## ACTIVITY
Wherever a line in the records below contains "icon", copy that line.

## SOURCE DATA
========================================================================

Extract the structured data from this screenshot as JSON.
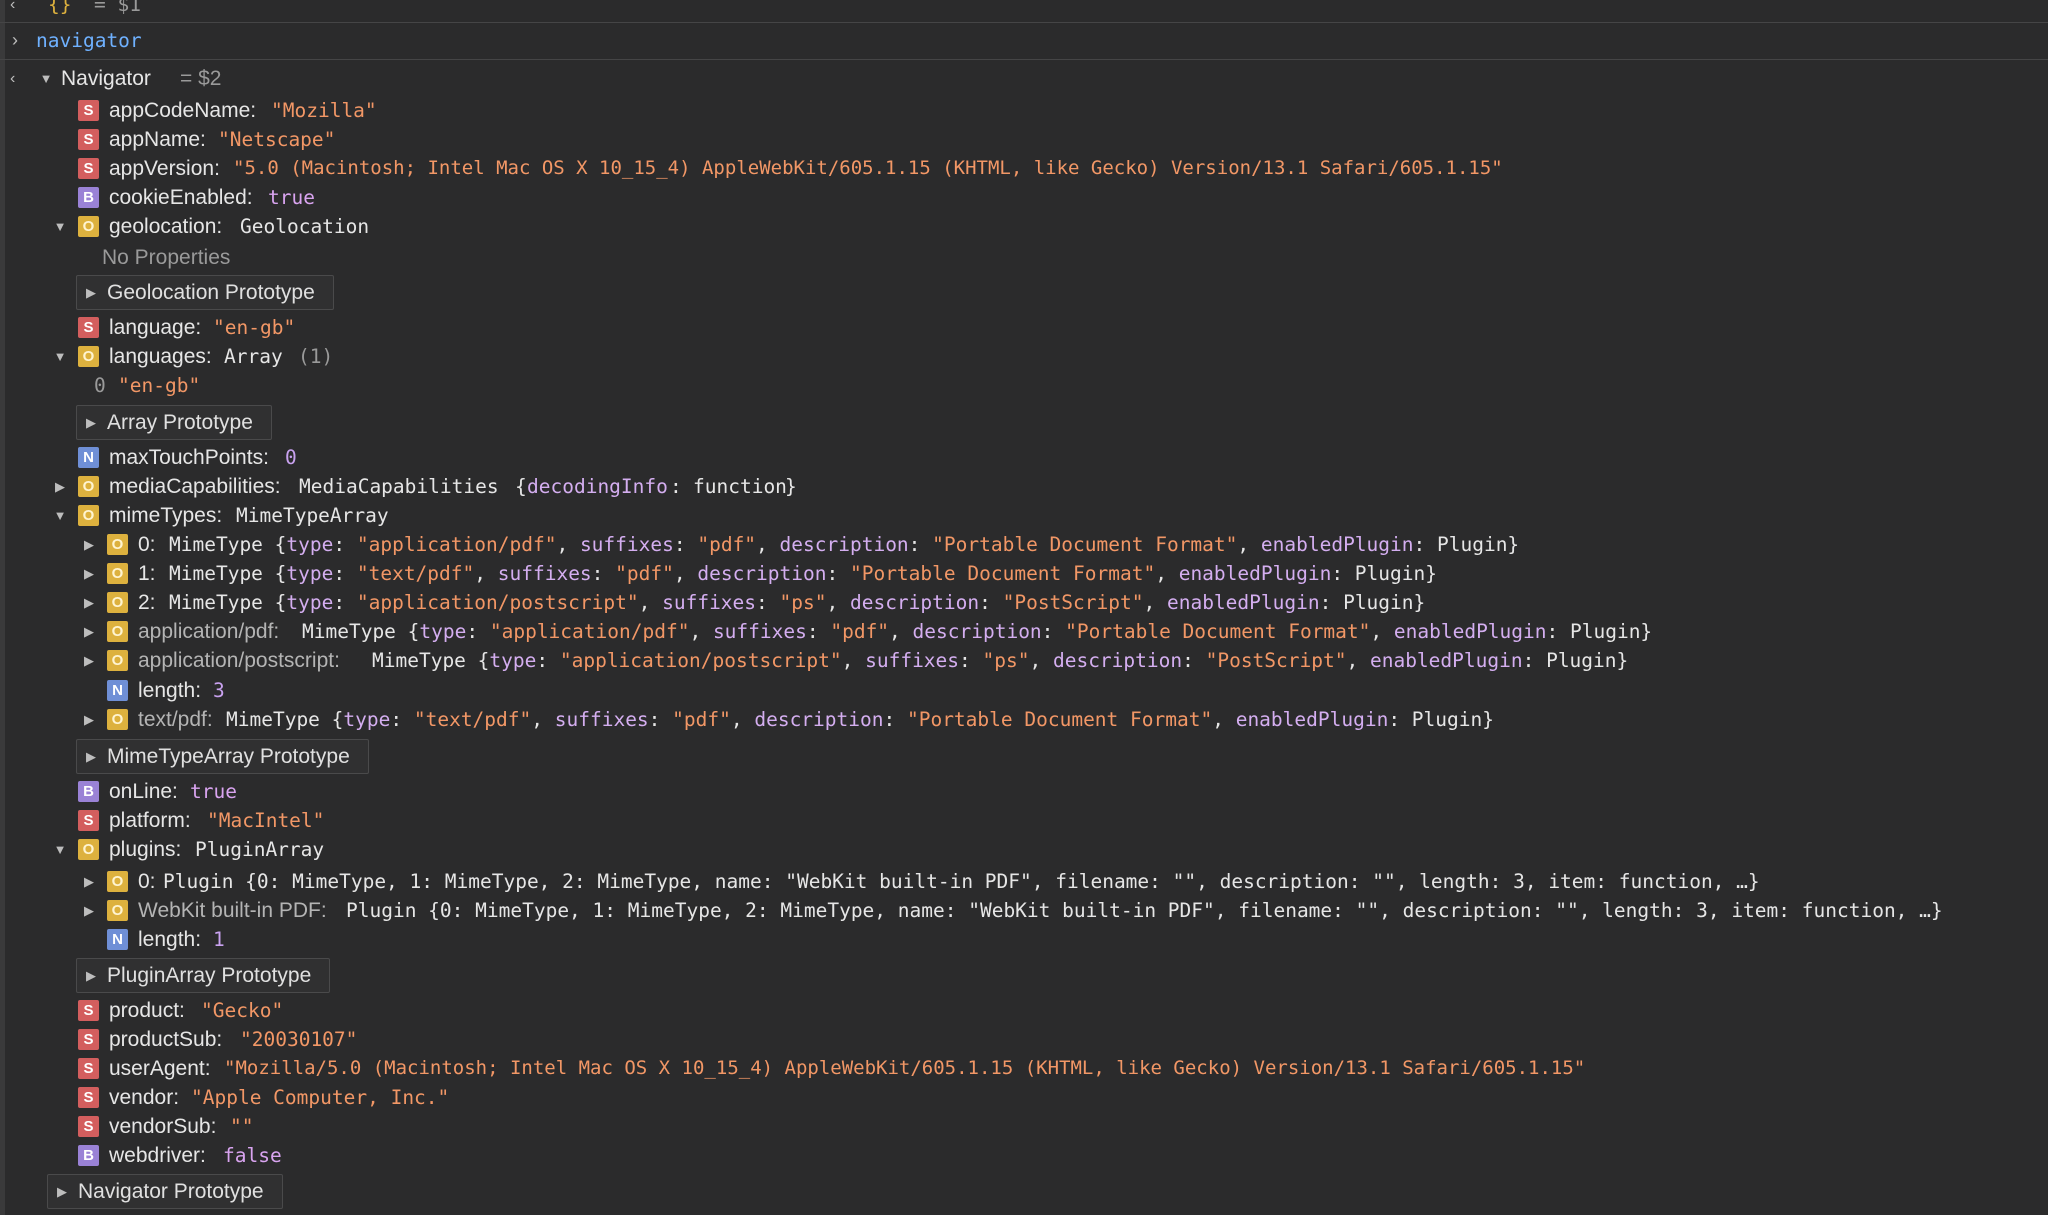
{
  "console": {
    "prev_result_label": "= $1",
    "prev_object_glyph": "{}",
    "input_command": "navigator",
    "result_class": "Navigator",
    "result_ref": "= $2"
  },
  "properties": [
    {
      "id": "appCodeName",
      "badge": "S",
      "name": "appCodeName:",
      "value": "\"Mozilla\"",
      "value_type": "str"
    },
    {
      "id": "appName",
      "badge": "S",
      "name": "appName:",
      "value": "\"Netscape\"",
      "value_type": "str"
    },
    {
      "id": "appVersion",
      "badge": "S",
      "name": "appVersion:",
      "value": "\"5.0 (Macintosh; Intel Mac OS X 10_15_4) AppleWebKit/605.1.15 (KHTML, like Gecko) Version/13.1 Safari/605.1.15\"",
      "value_type": "str"
    },
    {
      "id": "cookieEnabled",
      "badge": "B",
      "name": "cookieEnabled:",
      "value": "true",
      "value_type": "bool"
    }
  ],
  "geolocation": {
    "name": "geolocation:",
    "value": "Geolocation",
    "empty_label": "No Properties",
    "prototype_label": "Geolocation Prototype"
  },
  "language": {
    "name": "language:",
    "value": "\"en-gb\""
  },
  "languages": {
    "name": "languages:",
    "value": "Array",
    "count": "(1)",
    "items": [
      {
        "index": "0",
        "value": "\"en-gb\""
      }
    ],
    "prototype_label": "Array Prototype"
  },
  "maxTouchPoints": {
    "name": "maxTouchPoints:",
    "value": "0"
  },
  "mediaCapabilities": {
    "name": "mediaCapabilities:",
    "class": "MediaCapabilities",
    "preview_open": "{",
    "preview_key": "decodingInfo",
    "preview_sep": ":",
    "preview_val": "function",
    "preview_close": "}"
  },
  "mimeTypes": {
    "name": "mimeTypes:",
    "value": "MimeTypeArray",
    "items": [
      {
        "key": "0:",
        "key_style": "normal",
        "cls": "MimeType",
        "type": "\"application/pdf\"",
        "suffixes": "\"pdf\"",
        "description": "\"Portable Document Format\""
      },
      {
        "key": "1:",
        "key_style": "normal",
        "cls": "MimeType",
        "type": "\"text/pdf\"",
        "suffixes": "\"pdf\"",
        "description": "\"Portable Document Format\""
      },
      {
        "key": "2:",
        "key_style": "normal",
        "cls": "MimeType",
        "type": "\"application/postscript\"",
        "suffixes": "\"ps\"",
        "description": "\"PostScript\""
      },
      {
        "key": "application/pdf:",
        "key_style": "dim",
        "cls": "MimeType",
        "type": "\"application/pdf\"",
        "suffixes": "\"pdf\"",
        "description": "\"Portable Document Format\""
      },
      {
        "key": "application/postscript:",
        "key_style": "dim",
        "cls": "MimeType",
        "type": "\"application/postscript\"",
        "suffixes": "\"ps\"",
        "description": "\"PostScript\""
      }
    ],
    "length": {
      "name": "length:",
      "value": "3"
    },
    "last": {
      "key": "text/pdf:",
      "cls": "MimeType",
      "type": "\"text/pdf\"",
      "suffixes": "\"pdf\"",
      "description": "\"Portable Document Format\""
    },
    "prototype_label": "MimeTypeArray Prototype",
    "k_type": "type",
    "k_suffixes": "suffixes",
    "k_description": "description",
    "k_enabledPlugin": "enabledPlugin",
    "v_plugin": "Plugin"
  },
  "onLine": {
    "name": "onLine:",
    "value": "true"
  },
  "platform": {
    "name": "platform:",
    "value": "\"MacIntel\""
  },
  "plugins": {
    "name": "plugins:",
    "value": "PluginArray",
    "item0": {
      "key": "0:",
      "preview": "Plugin {0: MimeType, 1: MimeType, 2: MimeType, name: \"WebKit built-in PDF\", filename: \"\", description: \"\", length: 3, item: function, …}"
    },
    "item1": {
      "key": "WebKit built-in PDF:",
      "preview": "Plugin {0: MimeType, 1: MimeType, 2: MimeType, name: \"WebKit built-in PDF\", filename: \"\", description: \"\", length: 3, item: function, …}"
    },
    "length": {
      "name": "length:",
      "value": "1"
    },
    "prototype_label": "PluginArray Prototype"
  },
  "tail_properties": [
    {
      "id": "product",
      "badge": "S",
      "name": "product:",
      "value": "\"Gecko\"",
      "value_type": "str"
    },
    {
      "id": "productSub",
      "badge": "S",
      "name": "productSub:",
      "value": "\"20030107\"",
      "value_type": "str"
    },
    {
      "id": "userAgent",
      "badge": "S",
      "name": "userAgent:",
      "value": "\"Mozilla/5.0 (Macintosh; Intel Mac OS X 10_15_4) AppleWebKit/605.1.15 (KHTML, like Gecko) Version/13.1 Safari/605.1.15\"",
      "value_type": "str"
    },
    {
      "id": "vendor",
      "badge": "S",
      "name": "vendor:",
      "value": "\"Apple Computer, Inc.\"",
      "value_type": "str"
    },
    {
      "id": "vendorSub",
      "badge": "S",
      "name": "vendorSub:",
      "value": "\"\"",
      "value_type": "str"
    },
    {
      "id": "webdriver",
      "badge": "B",
      "name": "webdriver:",
      "value": "false",
      "value_type": "bool"
    }
  ],
  "navigator_prototype_label": "Navigator Prototype",
  "colors": {
    "background": "#2b2b2c",
    "string": "#f29766",
    "keyword": "#c9a2f0",
    "command": "#6fb1ff"
  }
}
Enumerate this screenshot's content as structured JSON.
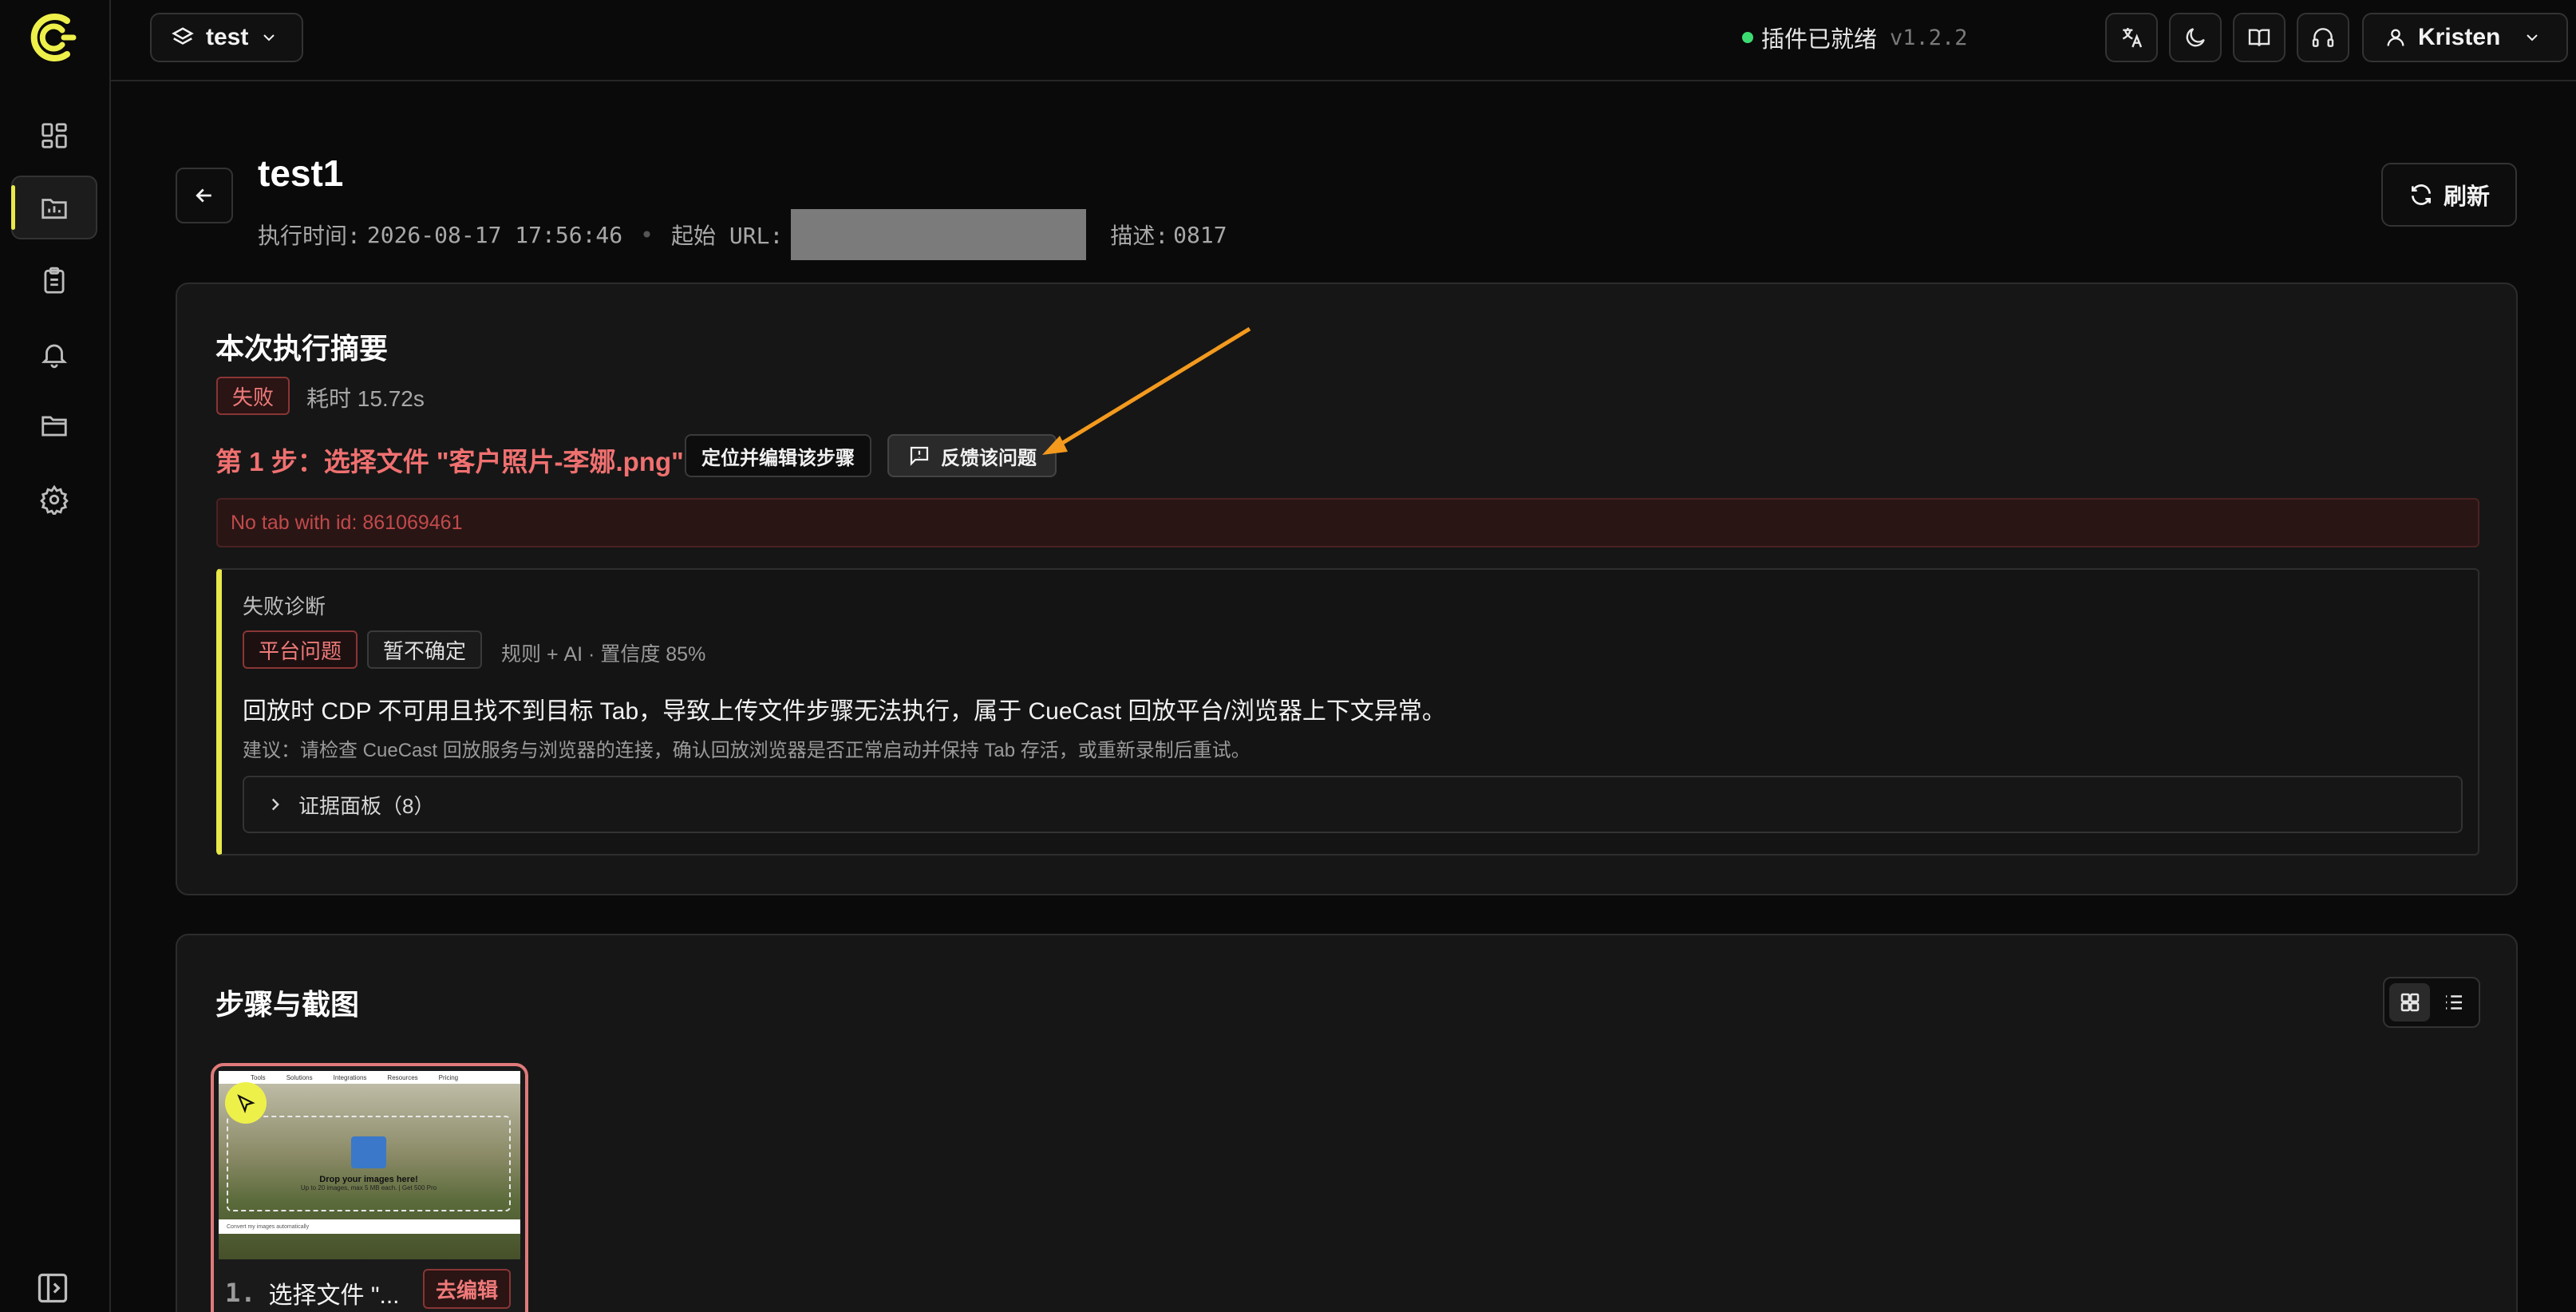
{
  "topbar": {
    "workspace_name": "test",
    "status_text": "插件已就绪",
    "version": "v1.2.2",
    "user_name": "Kristen"
  },
  "sidebar": {
    "items": [
      {
        "name": "dashboard",
        "icon": "dashboard-icon"
      },
      {
        "name": "reports",
        "icon": "report-icon",
        "active": true
      },
      {
        "name": "tasks",
        "icon": "clipboard-icon"
      },
      {
        "name": "notifications",
        "icon": "bell-icon"
      },
      {
        "name": "files",
        "icon": "folder-icon"
      },
      {
        "name": "settings",
        "icon": "gear-icon"
      }
    ]
  },
  "header": {
    "title": "test1",
    "exec_time_label": "执行时间:",
    "exec_time": "2026-08-17 17:56:46",
    "start_url_label": "起始 URL:",
    "desc_label": "描述:",
    "desc": "0817",
    "refresh_label": "刷新"
  },
  "summary": {
    "title": "本次执行摘要",
    "status": "失败",
    "duration": "耗时 15.72s",
    "step_title": "第 1 步：选择文件 \"客户照片-李娜.png\"",
    "locate_button": "定位并编辑该步骤",
    "feedback_button": "反馈该问题",
    "error": "No tab with id: 861069461",
    "diagnosis": {
      "label": "失败诊断",
      "tag_platform": "平台问题",
      "tag_unsure": "暂不确定",
      "meta": "规则 + AI · 置信度 85%",
      "text": "回放时 CDP 不可用且找不到目标 Tab，导致上传文件步骤无法执行，属于 CueCast 回放平台/浏览器上下文异常。",
      "suggestion": "建议：请检查 CueCast 回放服务与浏览器的连接，确认回放浏览器是否正常启动并保持 Tab 存活，或重新录制后重试。",
      "evidence": "证据面板（8）"
    }
  },
  "steps": {
    "title": "步骤与截图",
    "items": [
      {
        "num": "1.",
        "label": "选择文件 \"...",
        "edit": "去编辑",
        "thumb_nav": [
          "Tools",
          "Solutions",
          "Integrations",
          "Resources",
          "Pricing"
        ],
        "thumb_title": "Drop your images here!",
        "thumb_sub": "Up to 20 images, max 5 MB each. | Get 500 Pro",
        "thumb_bar": "Convert my images automatically"
      }
    ]
  },
  "colors": {
    "accent": "#e8e84a",
    "error": "#f07070",
    "status_ok": "#3ddc72",
    "annotation_arrow": "#f39a1e"
  }
}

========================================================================

## SOLUTION FOR THIS PROBLEM
        "icon": "dashboard-icon"
        "icon": "report-icon",
        "icon": "clipboard-icon"
        "icon": "bell-icon"
        "icon": "folder-icon"
        "icon": "gear-icon"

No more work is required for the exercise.